[Website and app data records]

____________________

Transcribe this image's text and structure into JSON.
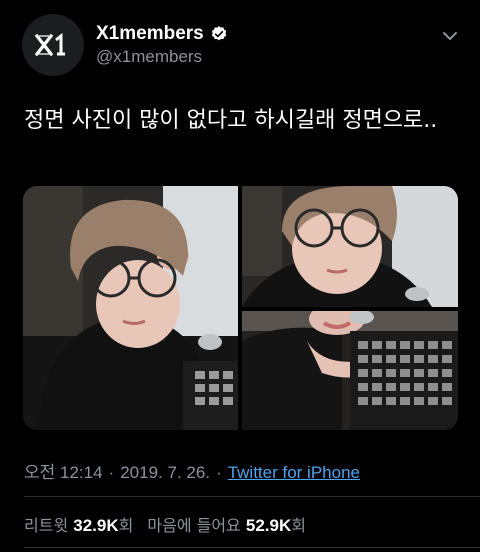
{
  "tweet": {
    "author": {
      "display_name": "X1members",
      "handle": "@x1members",
      "avatar_text": "X1",
      "verified": true
    },
    "text": "정면 사진이 많이 없다고 하시길래 정면으로..",
    "media_count": 3,
    "meta": {
      "time": "오전 12:14",
      "separator": "·",
      "date": "2019. 7. 26.",
      "source": "Twitter for iPhone"
    },
    "stats": {
      "retweets_label": "리트윗",
      "retweets_count": "32.9K",
      "retweets_unit": "회",
      "likes_label": "마음에 들어요",
      "likes_count": "52.9K",
      "likes_unit": "회"
    }
  },
  "icons": {
    "verified": "verified-badge-icon",
    "more": "chevron-down-icon"
  },
  "colors": {
    "background": "#000000",
    "link": "#4ea4f0",
    "secondary_text": "#8b949b"
  }
}
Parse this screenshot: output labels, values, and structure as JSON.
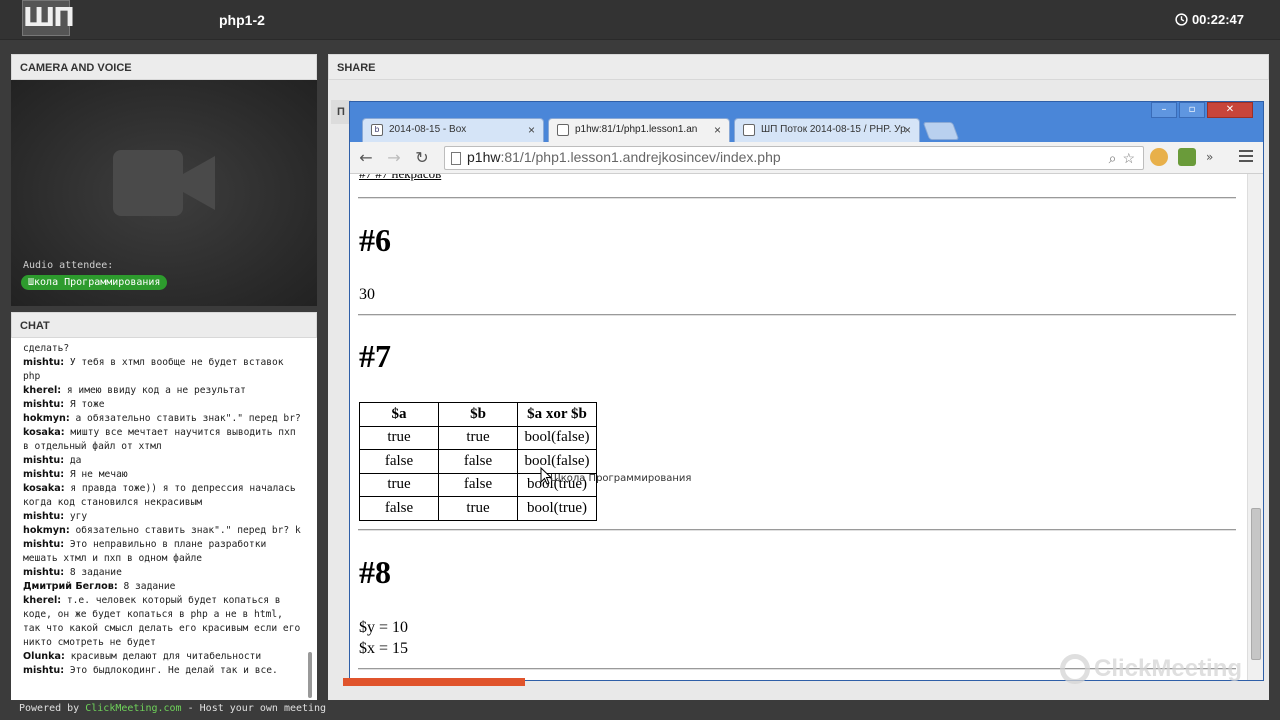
{
  "header": {
    "logo_text": "ШП",
    "meeting_title": "php1-2",
    "timer": "00:22:47"
  },
  "camera": {
    "title": "CAMERA AND VOICE",
    "audio_label": "Audio attendee:",
    "audio_attendee": "Школа Программирования"
  },
  "chat": {
    "title": "CHAT",
    "messages": [
      {
        "who": "",
        "text": "сделать?"
      },
      {
        "who": "mishtu:",
        "text": "У тебя в хтмл вообще не будет вставок php"
      },
      {
        "who": "kherel:",
        "text": "я имею ввиду код а не результат"
      },
      {
        "who": "mishtu:",
        "text": "Я тоже"
      },
      {
        "who": "hokmyn:",
        "text": "а обязательно ставить знак\".\" перед br?"
      },
      {
        "who": "kosaka:",
        "text": "миштy все мечтает научится выводить пхп в отдельный файл от хтмл"
      },
      {
        "who": "mishtu:",
        "text": "да"
      },
      {
        "who": "mishtu:",
        "text": "Я не мечаю"
      },
      {
        "who": "kosaka:",
        "text": "я правда тоже)) я то депрессия началась когда код становился некрасивым"
      },
      {
        "who": "mishtu:",
        "text": "угу"
      },
      {
        "who": "hokmyn:",
        "text": "обязательно ставить знак\".\" перед br? k"
      },
      {
        "who": "mishtu:",
        "text": "Это неправильно в плане разработки мешать хтмл и пхп в одном файле"
      },
      {
        "who": "mishtu:",
        "text": "8 задание"
      },
      {
        "who": "Дмитрий Беглов:",
        "text": "8 задание"
      },
      {
        "who": "kherel:",
        "text": "т.е. человек который будет копаться в коде, он же будет копаться в php а не в html, так что какой смысл делать его красивым если его никто смотреть не будет"
      },
      {
        "who": "Olunka:",
        "text": "красивым делают для читабельности"
      },
      {
        "who": "mishtu:",
        "text": "Это быдлокодинг. Не делай так и все."
      }
    ]
  },
  "footer": {
    "prefix": "Powered by",
    "link": "ClickMeeting.com",
    "suffix": "- Host your own meeting"
  },
  "share": {
    "title": "SHARE",
    "left_tab": "П"
  },
  "browser": {
    "tabs": [
      {
        "label": "2014-08-15 - Box",
        "favicon": "b"
      },
      {
        "label": "p1hw:81/1/php1.lesson1.an",
        "favicon": ""
      },
      {
        "label": "ШП Поток 2014-08-15 / PHP. Ур",
        "favicon": ""
      }
    ],
    "url_host": "p1hw",
    "url_rest": ":81/1/php1.lesson1.andrejkosincev/index.php",
    "page": {
      "cut_link": "#7 #7 некрасов",
      "sections": [
        {
          "heading": "#6",
          "text": "30"
        },
        {
          "heading": "#7"
        },
        {
          "heading": "#8",
          "lines": [
            "$y = 10",
            "$x = 15"
          ]
        }
      ],
      "table": {
        "headers": [
          "$a",
          "$b",
          "$a xor $b"
        ],
        "rows": [
          [
            "true",
            "true",
            "bool(false)"
          ],
          [
            "false",
            "false",
            "bool(false)"
          ],
          [
            "true",
            "false",
            "bool(true)"
          ],
          [
            "false",
            "true",
            "bool(true)"
          ]
        ]
      },
      "cursor_label": "Школа Программирования"
    }
  },
  "watermark": "ClickMeeting",
  "colors": {
    "accent_green": "#2d9b2d",
    "browser_frame": "#4a86d8",
    "footer_link": "#6fd35a"
  }
}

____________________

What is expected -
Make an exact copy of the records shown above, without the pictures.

Solved problem -
Transcribe this image's text and structure into JSON.
{
  "tweet": {
    "author": {
      "display_name": "X1members",
      "handle": "@x1members",
      "avatar_text": "X1",
      "verified": true
    },
    "text": "정면 사진이 많이 없다고 하시길래 정면으로..",
    "media_count": 3,
    "meta": {
      "time": "오전 12:14",
      "separator": "·",
      "date": "2019. 7. 26.",
      "source": "Twitter for iPhone"
    },
    "stats": {
      "retweets_label": "리트윗",
      "retweets_count": "32.9K",
      "retweets_unit": "회",
      "likes_label": "마음에 들어요",
      "likes_count": "52.9K",
      "likes_unit": "회"
    }
  },
  "icons": {
    "verified": "verified-badge-icon",
    "more": "chevron-down-icon"
  },
  "colors": {
    "background": "#000000",
    "link": "#4ea4f0",
    "secondary_text": "#8b949b"
  }
}
Parse this screenshot: output labels, values, and structure as JSON.
{
  "header": {
    "logo_text": "ШП",
    "meeting_title": "php1-2",
    "timer": "00:22:47"
  },
  "camera": {
    "title": "CAMERA AND VOICE",
    "audio_label": "Audio attendee:",
    "audio_attendee": "Школа Программирования"
  },
  "chat": {
    "title": "CHAT",
    "messages": [
      {
        "who": "",
        "text": "сделать?"
      },
      {
        "who": "mishtu:",
        "text": "У тебя в хтмл вообще не будет вставок php"
      },
      {
        "who": "kherel:",
        "text": "я имею ввиду код а не результат"
      },
      {
        "who": "mishtu:",
        "text": "Я тоже"
      },
      {
        "who": "hokmyn:",
        "text": "а обязательно ставить знак\".\" перед br?"
      },
      {
        "who": "kosaka:",
        "text": "миштy все мечтает научится выводить пхп в отдельный файл от хтмл"
      },
      {
        "who": "mishtu:",
        "text": "да"
      },
      {
        "who": "mishtu:",
        "text": "Я не мечаю"
      },
      {
        "who": "kosaka:",
        "text": "я правда тоже)) я то депрессия началась когда код становился некрасивым"
      },
      {
        "who": "mishtu:",
        "text": "угу"
      },
      {
        "who": "hokmyn:",
        "text": "обязательно ставить знак\".\" перед br? k"
      },
      {
        "who": "mishtu:",
        "text": "Это неправильно в плане разработки мешать хтмл и пхп в одном файле"
      },
      {
        "who": "mishtu:",
        "text": "8 задание"
      },
      {
        "who": "Дмитрий Беглов:",
        "text": "8 задание"
      },
      {
        "who": "kherel:",
        "text": "т.е. человек который будет копаться в коде, он же будет копаться в php а не в html, так что какой смысл делать его красивым если его никто смотреть не будет"
      },
      {
        "who": "Olunka:",
        "text": "красивым делают для читабельности"
      },
      {
        "who": "mishtu:",
        "text": "Это быдлокодинг. Не делай так и все."
      }
    ]
  },
  "footer": {
    "prefix": "Powered by",
    "link": "ClickMeeting.com",
    "suffix": "- Host your own meeting"
  },
  "share": {
    "title": "SHARE",
    "left_tab": "П"
  },
  "browser": {
    "tabs": [
      {
        "label": "2014-08-15 - Box",
        "favicon": "b"
      },
      {
        "label": "p1hw:81/1/php1.lesson1.an",
        "favicon": ""
      },
      {
        "label": "ШП Поток 2014-08-15 / PHP. Ур",
        "favicon": ""
      }
    ],
    "url_host": "p1hw",
    "url_rest": ":81/1/php1.lesson1.andrejkosincev/index.php",
    "page": {
      "cut_link": "#7 #7 некрасов",
      "sections": [
        {
          "heading": "#6",
          "text": "30"
        },
        {
          "heading": "#7"
        },
        {
          "heading": "#8",
          "lines": [
            "$y = 10",
            "$x = 15"
          ]
        }
      ],
      "table": {
        "headers": [
          "$a",
          "$b",
          "$a xor $b"
        ],
        "rows": [
          [
            "true",
            "true",
            "bool(false)"
          ],
          [
            "false",
            "false",
            "bool(false)"
          ],
          [
            "true",
            "false",
            "bool(true)"
          ],
          [
            "false",
            "true",
            "bool(true)"
          ]
        ]
      },
      "cursor_label": "Школа Программирования"
    }
  },
  "watermark": "ClickMeeting",
  "colors": {
    "accent_green": "#2d9b2d",
    "browser_frame": "#4a86d8",
    "footer_link": "#6fd35a"
  }
}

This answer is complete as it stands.